The move away from analogue cameras and the rapid increase in video resolutions and image quality for IP surveillance systems has created a need for more storage. A few years ago 1 Megapixel cameras were common but today, 3, 4 or above are normal specs for projects. Using codecs can help to decrease storage requirements by about 30% and therefore reduce costs.
A video compression codec helps reduce the video files and save storage and bandwidth for your recording system. Currently there are two main video compression formats, H.264 and motion JPEG. In this blog we will look at the new codec – H.265 – and see how it works.
How does the compression work?
H.265 works in much the same way as H.264, the camera sends I-frame/intra frame every second (or after a preset number of frames), this is a full image and is the starting point; after this the camera will send p-frames, that contain the differences between the I-frame and the frame it is trying to show.
The below picture shows what is sent if using JPEG: this format just sends the whole image for each frame, using large amounts of bandwidth.

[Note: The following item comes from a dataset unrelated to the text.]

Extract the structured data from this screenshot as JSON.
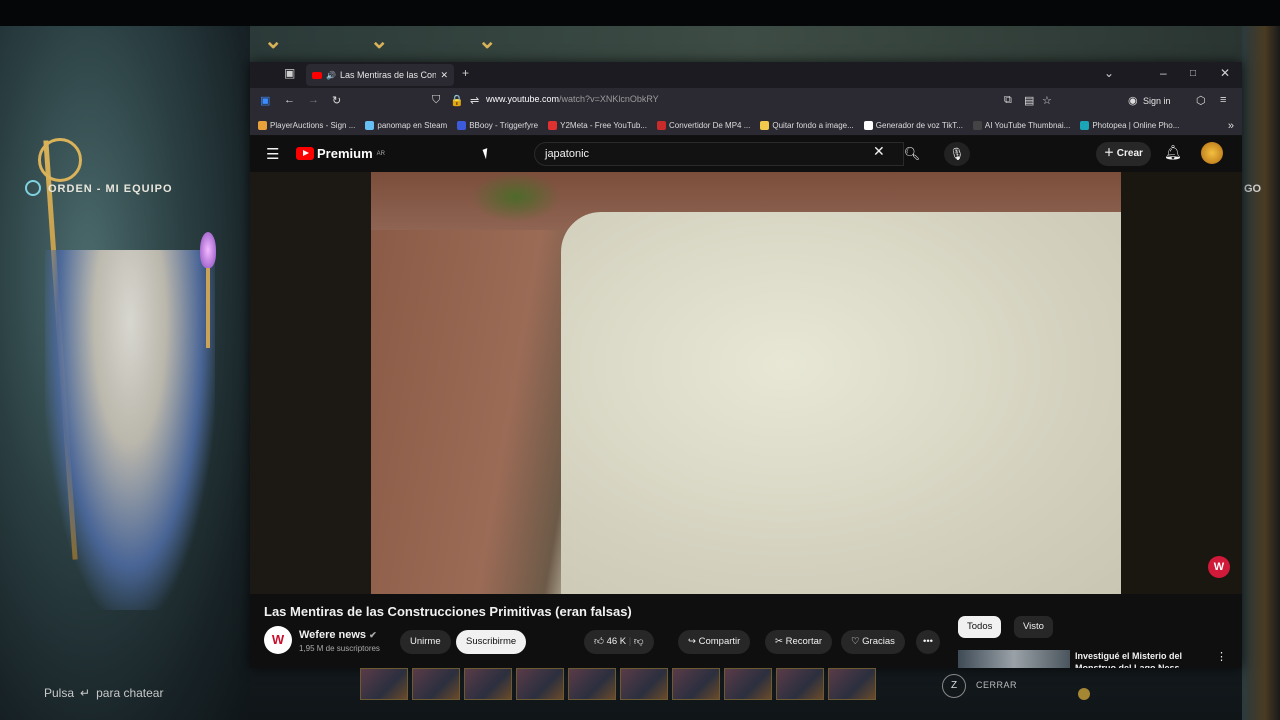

With H.264 and H.265, frame 1 is the i-frame and contains the whole image, frame 2 is just the difference between itself and the i-frame; p-frames. Within the p-frames there is also data to allow the prediction of movement which lowers the data that is required to be sent. The following frames are again just the differences. Once sewn back together there is no drop in quality but the savings on bandwidth can be immense. The picture below shows how both H.264 and H.265 compression works.
This may provide savings in network bandwidth and storage costs but it requires higher performance in terms of processing power, for cameras, recording servers and client machines, as frames are encoded and decoded during data transmission.
How H.265 differs.
H.264 groups areas of the picture before sending, this can mean a large area is seen as moving and is sent across the network. H.265 allows these groups to be larger allowing less network traffic. These larger blocks also have greater motion vectors included; allowing for better prediction with less residual error.
This allows H.265 to send the same data as H.264 but use less bandwidth to do so. With the current trend in videos towards high resolution and frames per second the bandwidth savings become vital.